National Council of Jewish Women, Buffalo Section
The National Council of Jewish Women was founded in 1893 in Chicago and the Buffalo Section formed just two years later in 1895. The section focused on service and advocacy in several areas including child welfare, health care, women’s rights and individual rights.
The National Council of Jewish Women was created in 1893 and built a network of local sections. Both national and local sections worked in the areas of immigration, child welfare, poverty, health care and work-life balance, women’s rights, as well as environmental and individual rights.
The National Council of Jewish Women (NCJW) was founded by Hannah Greenebaum Solomon in 1893 in Chicago, as part of the World Parliament of Religions at the Chicago World Exposition. It launched as a grassroots organization, inspired by Jewish values, whose volunteers and advocates strove “for social justice by improving the quality of life for women, children, and families and by safeguarding individual rights and freedoms.”
In Buffalo, the first Buffalo section of the NCJW was founded on December 27, 1895. Cecil B. Wiener (later Judge Wiener) was installed as president and within five years the branch had 150 members. Meeting at Temple Beth Zion, the group offered a Women’s Bible class that attracted Jews and non-Jews alike, as well as study groups on European history and culture. This initial group focused more heavily on educational activities rather than social action. The section folded just before WWI.
The Buffalo Section of the NCJW was revived in the 1930s as a “junior” under 30’s grouping, and in the 1940s, a senior section was formed. Both were short-lived and it was not until 1953 that a full section re-launched. The NCJW was active in a host of outreach projects including Buffalo Public School libraries, the Veterans Administration Hospital, Family Courts, and the Rose Coplon Old Folks Home (now Weinberg Campus).
Few NCJW archives for the Buffalo Section exist for the 1890s-1960s except for a handful of scattered items held by former members. Throughout the 1970s to 1990s, for which we do have primary documentation, the NCJW Section maintained a broad and active agenda across Jewish and non-Jewish communities. It participated in the ERA campaign and the White House Conference on Families. The group campaigned for the release of Soviet Jews, supported the distribution of local Kosher meals on wheels, and social work through the Rosa Coplon (Weinberg) home. Members were also active in county-wide initiatives, including the Parent Aide Community Efforts of Erie County (PACE) as well as a range of group social activities.
Buffalo gained national exposure in the organization when Shirley Joseph, was appointed VP of the national NCJW. Due to declining population and changing work patterns of women in the 1990s, the NCJW found it hard to attract members, and closed.

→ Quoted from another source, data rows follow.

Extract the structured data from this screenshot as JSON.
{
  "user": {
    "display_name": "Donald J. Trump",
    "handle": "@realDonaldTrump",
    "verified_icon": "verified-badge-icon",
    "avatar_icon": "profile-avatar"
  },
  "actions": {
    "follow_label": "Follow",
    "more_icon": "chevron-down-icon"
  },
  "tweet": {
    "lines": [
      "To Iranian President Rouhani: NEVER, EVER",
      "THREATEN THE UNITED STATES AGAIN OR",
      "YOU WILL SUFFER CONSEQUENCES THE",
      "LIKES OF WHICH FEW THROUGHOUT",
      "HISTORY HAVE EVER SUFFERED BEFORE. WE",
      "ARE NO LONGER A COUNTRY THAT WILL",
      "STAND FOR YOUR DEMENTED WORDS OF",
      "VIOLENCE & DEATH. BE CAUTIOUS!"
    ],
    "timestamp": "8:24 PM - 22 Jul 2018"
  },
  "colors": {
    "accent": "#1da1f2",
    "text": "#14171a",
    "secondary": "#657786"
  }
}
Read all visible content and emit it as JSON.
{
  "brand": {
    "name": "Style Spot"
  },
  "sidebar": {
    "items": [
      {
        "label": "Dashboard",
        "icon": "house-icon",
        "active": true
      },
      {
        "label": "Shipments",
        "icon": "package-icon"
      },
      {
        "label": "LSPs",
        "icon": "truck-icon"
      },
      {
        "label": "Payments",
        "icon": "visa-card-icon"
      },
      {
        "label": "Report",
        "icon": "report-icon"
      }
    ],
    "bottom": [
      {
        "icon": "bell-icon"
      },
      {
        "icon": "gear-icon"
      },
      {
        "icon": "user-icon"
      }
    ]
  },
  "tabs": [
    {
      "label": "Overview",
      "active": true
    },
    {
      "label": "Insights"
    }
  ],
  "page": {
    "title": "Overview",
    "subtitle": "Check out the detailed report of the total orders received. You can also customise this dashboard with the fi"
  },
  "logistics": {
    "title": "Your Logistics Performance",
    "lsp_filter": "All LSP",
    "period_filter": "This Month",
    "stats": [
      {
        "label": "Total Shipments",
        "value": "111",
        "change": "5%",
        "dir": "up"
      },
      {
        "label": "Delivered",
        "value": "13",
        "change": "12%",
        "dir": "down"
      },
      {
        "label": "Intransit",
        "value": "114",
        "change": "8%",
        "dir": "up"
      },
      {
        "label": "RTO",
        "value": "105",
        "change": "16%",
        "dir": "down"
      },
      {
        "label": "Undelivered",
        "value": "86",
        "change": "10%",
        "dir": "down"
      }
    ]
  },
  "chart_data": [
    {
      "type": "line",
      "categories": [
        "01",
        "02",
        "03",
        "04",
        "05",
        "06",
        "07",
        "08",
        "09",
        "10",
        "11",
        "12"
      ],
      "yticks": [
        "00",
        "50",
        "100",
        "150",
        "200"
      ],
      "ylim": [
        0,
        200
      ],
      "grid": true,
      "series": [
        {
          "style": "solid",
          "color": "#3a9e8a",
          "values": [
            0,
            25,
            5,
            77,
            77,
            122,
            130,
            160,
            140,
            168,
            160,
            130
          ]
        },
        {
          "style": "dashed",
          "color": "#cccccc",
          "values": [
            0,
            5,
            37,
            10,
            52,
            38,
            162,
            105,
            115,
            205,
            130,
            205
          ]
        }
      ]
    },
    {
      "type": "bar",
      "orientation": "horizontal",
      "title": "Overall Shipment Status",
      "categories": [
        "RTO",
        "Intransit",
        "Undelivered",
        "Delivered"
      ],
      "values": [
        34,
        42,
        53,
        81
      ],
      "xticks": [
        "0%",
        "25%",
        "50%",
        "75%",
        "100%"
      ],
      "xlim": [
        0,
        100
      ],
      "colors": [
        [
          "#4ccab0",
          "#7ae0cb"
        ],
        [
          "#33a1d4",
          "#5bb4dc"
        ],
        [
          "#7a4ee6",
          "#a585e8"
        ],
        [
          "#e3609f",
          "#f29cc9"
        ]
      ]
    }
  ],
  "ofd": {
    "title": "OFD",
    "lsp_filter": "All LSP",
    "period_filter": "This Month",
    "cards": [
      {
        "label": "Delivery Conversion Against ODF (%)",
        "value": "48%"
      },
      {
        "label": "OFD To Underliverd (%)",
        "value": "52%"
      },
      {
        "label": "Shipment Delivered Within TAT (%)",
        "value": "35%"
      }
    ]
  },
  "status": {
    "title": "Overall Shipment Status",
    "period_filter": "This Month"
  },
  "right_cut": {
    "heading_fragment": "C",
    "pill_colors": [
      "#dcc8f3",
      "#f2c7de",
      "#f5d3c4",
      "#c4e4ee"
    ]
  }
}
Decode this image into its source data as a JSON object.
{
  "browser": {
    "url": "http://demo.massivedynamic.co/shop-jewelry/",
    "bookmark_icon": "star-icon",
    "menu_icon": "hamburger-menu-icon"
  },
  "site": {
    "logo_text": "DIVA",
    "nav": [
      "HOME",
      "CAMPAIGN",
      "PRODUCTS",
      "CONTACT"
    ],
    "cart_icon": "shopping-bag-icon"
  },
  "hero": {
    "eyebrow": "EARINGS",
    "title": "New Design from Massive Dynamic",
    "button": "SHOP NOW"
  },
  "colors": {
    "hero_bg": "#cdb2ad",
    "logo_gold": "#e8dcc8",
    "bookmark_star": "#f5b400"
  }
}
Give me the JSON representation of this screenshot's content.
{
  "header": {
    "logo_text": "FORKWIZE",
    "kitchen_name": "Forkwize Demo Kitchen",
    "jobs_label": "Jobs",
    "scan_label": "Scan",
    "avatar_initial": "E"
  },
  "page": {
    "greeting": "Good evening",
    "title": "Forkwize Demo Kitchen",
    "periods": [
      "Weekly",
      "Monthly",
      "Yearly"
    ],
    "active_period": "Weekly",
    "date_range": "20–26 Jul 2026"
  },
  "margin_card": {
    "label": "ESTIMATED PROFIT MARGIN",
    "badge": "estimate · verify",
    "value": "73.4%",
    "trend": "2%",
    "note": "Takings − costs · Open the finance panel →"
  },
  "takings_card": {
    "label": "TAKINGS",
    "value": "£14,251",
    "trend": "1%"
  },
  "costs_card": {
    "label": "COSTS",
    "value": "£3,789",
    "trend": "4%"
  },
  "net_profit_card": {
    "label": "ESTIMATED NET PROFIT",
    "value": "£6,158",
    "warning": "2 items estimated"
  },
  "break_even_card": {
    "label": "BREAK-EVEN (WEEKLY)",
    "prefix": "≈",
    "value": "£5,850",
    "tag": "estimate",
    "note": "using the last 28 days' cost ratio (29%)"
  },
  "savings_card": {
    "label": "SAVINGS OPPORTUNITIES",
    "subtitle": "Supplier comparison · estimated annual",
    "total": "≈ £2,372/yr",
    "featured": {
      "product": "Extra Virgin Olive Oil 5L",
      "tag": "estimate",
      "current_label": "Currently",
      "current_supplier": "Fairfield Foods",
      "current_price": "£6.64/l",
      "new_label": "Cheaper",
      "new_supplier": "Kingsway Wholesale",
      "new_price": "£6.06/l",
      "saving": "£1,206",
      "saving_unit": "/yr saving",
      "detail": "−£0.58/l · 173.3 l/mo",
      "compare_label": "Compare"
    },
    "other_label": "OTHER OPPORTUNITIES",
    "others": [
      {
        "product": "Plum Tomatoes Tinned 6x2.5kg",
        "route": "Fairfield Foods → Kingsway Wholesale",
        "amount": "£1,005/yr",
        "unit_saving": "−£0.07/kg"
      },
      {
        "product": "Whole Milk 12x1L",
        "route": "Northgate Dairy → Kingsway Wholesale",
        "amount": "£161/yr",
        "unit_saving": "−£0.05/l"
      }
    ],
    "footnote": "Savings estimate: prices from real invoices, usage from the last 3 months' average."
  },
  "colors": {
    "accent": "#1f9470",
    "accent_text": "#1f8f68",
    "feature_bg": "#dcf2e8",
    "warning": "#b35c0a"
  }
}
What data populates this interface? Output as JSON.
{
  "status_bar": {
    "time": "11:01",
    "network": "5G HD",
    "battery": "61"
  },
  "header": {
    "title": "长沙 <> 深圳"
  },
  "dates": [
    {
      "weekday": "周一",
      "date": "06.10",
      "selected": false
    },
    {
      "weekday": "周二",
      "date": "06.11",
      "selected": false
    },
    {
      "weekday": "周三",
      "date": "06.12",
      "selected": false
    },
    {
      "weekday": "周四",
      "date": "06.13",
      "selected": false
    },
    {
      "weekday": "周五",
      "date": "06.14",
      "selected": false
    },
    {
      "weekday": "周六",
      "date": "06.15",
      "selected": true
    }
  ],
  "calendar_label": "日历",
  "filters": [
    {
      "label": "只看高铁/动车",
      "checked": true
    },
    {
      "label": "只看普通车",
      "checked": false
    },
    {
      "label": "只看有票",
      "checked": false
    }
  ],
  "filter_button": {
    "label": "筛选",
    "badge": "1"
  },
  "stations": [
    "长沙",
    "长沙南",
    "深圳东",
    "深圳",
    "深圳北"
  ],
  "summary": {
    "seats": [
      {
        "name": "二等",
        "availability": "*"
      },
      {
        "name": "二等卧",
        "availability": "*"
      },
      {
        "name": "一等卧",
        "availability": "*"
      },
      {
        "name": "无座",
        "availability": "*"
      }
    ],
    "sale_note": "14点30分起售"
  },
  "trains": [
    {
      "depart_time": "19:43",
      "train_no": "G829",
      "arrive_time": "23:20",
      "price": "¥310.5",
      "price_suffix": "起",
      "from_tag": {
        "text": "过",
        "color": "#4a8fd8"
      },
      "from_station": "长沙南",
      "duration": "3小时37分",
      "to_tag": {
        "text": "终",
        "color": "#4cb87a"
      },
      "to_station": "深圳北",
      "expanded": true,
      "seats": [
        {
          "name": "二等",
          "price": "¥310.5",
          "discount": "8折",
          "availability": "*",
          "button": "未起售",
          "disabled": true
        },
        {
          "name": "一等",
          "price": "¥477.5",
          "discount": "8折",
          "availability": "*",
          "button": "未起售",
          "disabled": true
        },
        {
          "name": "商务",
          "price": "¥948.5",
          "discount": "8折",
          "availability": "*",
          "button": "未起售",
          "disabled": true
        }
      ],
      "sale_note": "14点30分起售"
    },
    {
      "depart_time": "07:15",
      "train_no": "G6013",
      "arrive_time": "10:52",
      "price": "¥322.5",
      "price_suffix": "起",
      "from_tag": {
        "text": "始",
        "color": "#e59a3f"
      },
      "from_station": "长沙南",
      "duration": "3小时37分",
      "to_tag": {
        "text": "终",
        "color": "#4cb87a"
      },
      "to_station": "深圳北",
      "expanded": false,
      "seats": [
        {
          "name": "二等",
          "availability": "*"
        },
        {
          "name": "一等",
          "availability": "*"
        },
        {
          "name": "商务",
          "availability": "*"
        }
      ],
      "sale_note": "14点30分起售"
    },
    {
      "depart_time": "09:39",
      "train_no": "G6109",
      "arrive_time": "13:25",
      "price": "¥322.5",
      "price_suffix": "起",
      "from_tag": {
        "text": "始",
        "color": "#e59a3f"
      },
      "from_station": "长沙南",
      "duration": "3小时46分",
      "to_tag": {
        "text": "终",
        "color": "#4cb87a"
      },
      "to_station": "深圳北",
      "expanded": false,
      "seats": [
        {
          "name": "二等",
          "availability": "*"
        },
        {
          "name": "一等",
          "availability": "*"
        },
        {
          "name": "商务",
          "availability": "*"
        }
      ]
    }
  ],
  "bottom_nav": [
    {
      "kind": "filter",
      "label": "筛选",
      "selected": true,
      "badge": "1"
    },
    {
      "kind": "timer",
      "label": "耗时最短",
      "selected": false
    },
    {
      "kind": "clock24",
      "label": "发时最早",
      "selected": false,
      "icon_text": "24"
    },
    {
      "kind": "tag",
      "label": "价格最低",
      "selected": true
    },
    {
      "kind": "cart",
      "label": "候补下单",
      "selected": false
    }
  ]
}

1966 NCJW Greater Society Booklet
Courtesy of Cofeld Judaic Museum
Discover More Collections
Collection at the University Archives, University at Buffalo, NY
- Muriel Markel Goodman Papers, 1941-2006 (MS200.12)
- Elinor Weiss Papers, 1984-2016 (MS200.45)
- Ethel Roblin Melzer Papers, 1932-2012 (MS200.16)
Collection at the Benjamin and Dr. Edgar R. Cofeld Judaic Museum
- Buffalo Jewish Vertical Files, National Council of Jewish Women, Buffalo Section.
Our thanks to Muriel Goodman z”l, Eleanor Weiss and Ethel Melzer for providing their papers to the Jewish Buffalo Archives Project, lodged at the University Archives, University at Buffalo, NY. Our thanks to the Benjamin and Dr. Edgar R. Cofeld Judaic Museum of Temple Beth Zion for permission to reproduce select materials from their Jewish Buffalo Community vertical file collections.